No. 11.- NILGUND INSCRIPTION OF THE TIME OF AMOGHAVARSHA I. ;
BY. J. E. FLEET, I.C.S. (RETD.), PH.D. C.I.E.
This inscription is now brought to notice for the first time. And I edited it from an ink-impression obtained by me in 1887. I edit it, partly because it is interesting in itself, and
partly because it is closely connected with the Sirûr inscription, of the same date, of which a
version has been given by me in the Ind. Ant. Vol. XII. p. 215 ff. A revised version of the
latter record will be given shortly, in the course of some papers which will illustrate the
development of the alphabets of the Kanarese country during the ninth century A.D. And it
is convenient to publish the Nîlgund record first, because, as far as the words Annigereyoḷ=ire in line 22, it was based on the same draft on which was based the same part of the Sirûr record,
and, though on the one hand parts of it could hardly have been deciphered without the help of
the Sirûr record, on the other hand it supplies a few aksharas which are illegible in the Sirûr
record and could not be supplied from any other source.
Nîlgund is a village about twelve miles S. W. ½ W. from Gadag, the head-quarters of the
Gadag tâluka of the Dhârwâr district. it is shewn in the Indian Atlas sheet No. 41 (1852)
as ‘ Neelgoond.’ The modern form of the name is carried back to A.D. 1376 by the Ḍambaḷ
grant of that year, which mentions the place, in Nâgarî characters and in a Sanskṛit verse, as Nilagunda. The present record gives its name in the older form of Nîrgunda ; the purport
of it places Nîrgunda in a circle of villages known as the Muḷgunda twelve, which again, it
places in the Beḷvola three-hundred district ; and Muḷgunda, from which the circle took its
name, is, of course, the modern Muḷgund, about two miles on the south-east of Nîlgund. The inscription is on a stone tablet which was found standing in front of the house of Aṅgaḍi-Râchappa, in the village of Nîlgund.
At the top of the stone there are sculptures, of which the principal ones are the goddess
Lakshmî, squatting and facing full-front, with an elephant, on each side, standing towards
her : the tips of the trunks of the elephants, which are uplifted, meet above her head, and each
of them holds something which may be either a flower or a water-pot or some sacred symbol ;
and above them, and perhaps supported by them, there is a smaller image, representing probably
Vishṇu, squatting and facing full-front.
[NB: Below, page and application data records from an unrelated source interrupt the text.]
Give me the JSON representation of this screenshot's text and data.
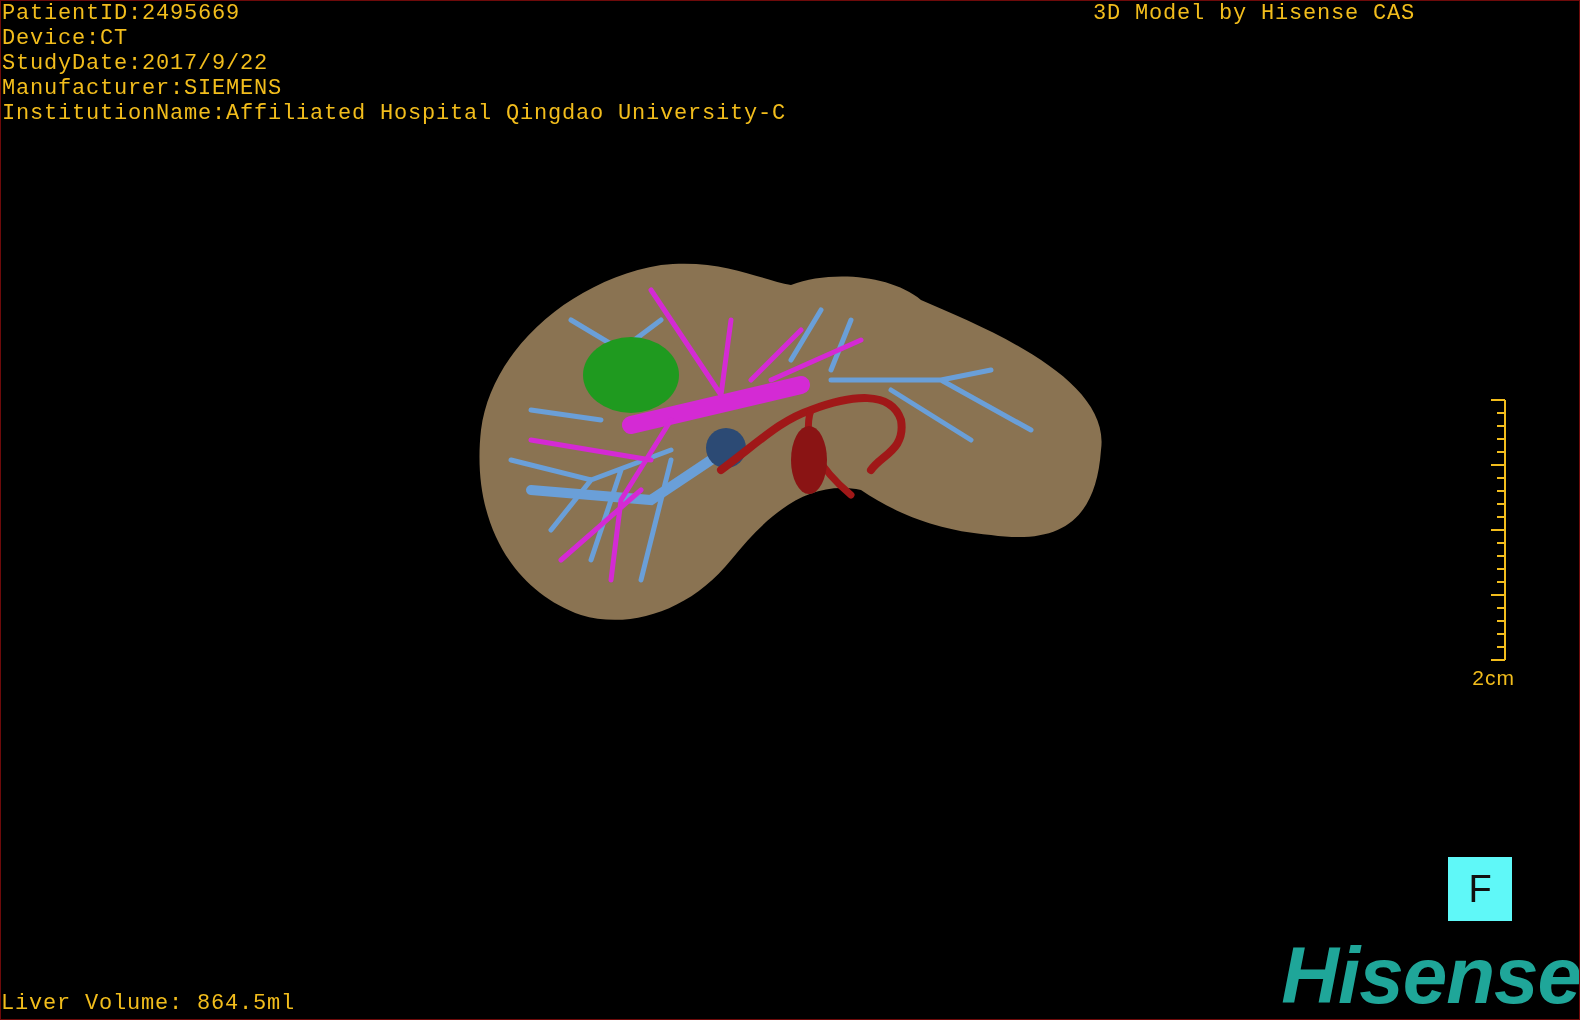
{
  "info_lines": [
    "PatientID:2495669",
    "Device:CT",
    "StudyDate:2017/9/22",
    "Manufacturer:SIEMENS",
    "InstitutionName:Affiliated Hospital Qingdao University-C"
  ],
  "title": "3D Model by Hisense CAS",
  "scale_bar": {
    "label": "2cm"
  },
  "view_button": {
    "label": "F"
  },
  "liver_volume": "Liver Volume: 864.5ml",
  "logo": "Hisense"
}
Below the figure of Lakshmî, there is a svastika. On
the proper right of the latter, there are a cow and a calf ; and on the proper left, two objects
which, in the sketch submitted to me, look like a thick-set bush and a flowering plant, each in
a tub or stand.─ The writing covers an area about 3′ 4½″ broad by 5′ 11½″ high. Lines 1 to
15 are in a state of fairly good preservation. Lines 16 to 25 have suffered a great deal of
damage ; and there are many syllables here, in addition to those which I have placed in square
brackets, which could hardly have been deciphered with any certainty, if at all, without the help
of the Sirûr inscription. Line 26 to 35, also, are considerably damaged, but not to the same
extent.─ The characters are Kanarese, boldly formed and well executed. They are of a good
antique square and upright style, presenting an appearance much older than that of the
characters of the Sirûr inscription, of the same date, of which a collotype will be published
hereafter. And the size of them ranges from about ¾″ in the ya of traya, line 12, to about 1½″
 See a remarks made on page 74 above.
 Jour. Bo. Br. R. As. Soc. Vol. XII. p. 357, text line 129.
 The dental nd can be recognised clearly in the impression, both in Nîrggundada, line 26, and in Muḷgunda,
line 2 ; and it is, of course, exactly what we should expect. The Nîlgund inscription of A. D. 982, however, for
some reason or other gives the name as Nîrguṇḍa, with the lingual ṇḍ (above, Vol. IV. p. 206, text line 20).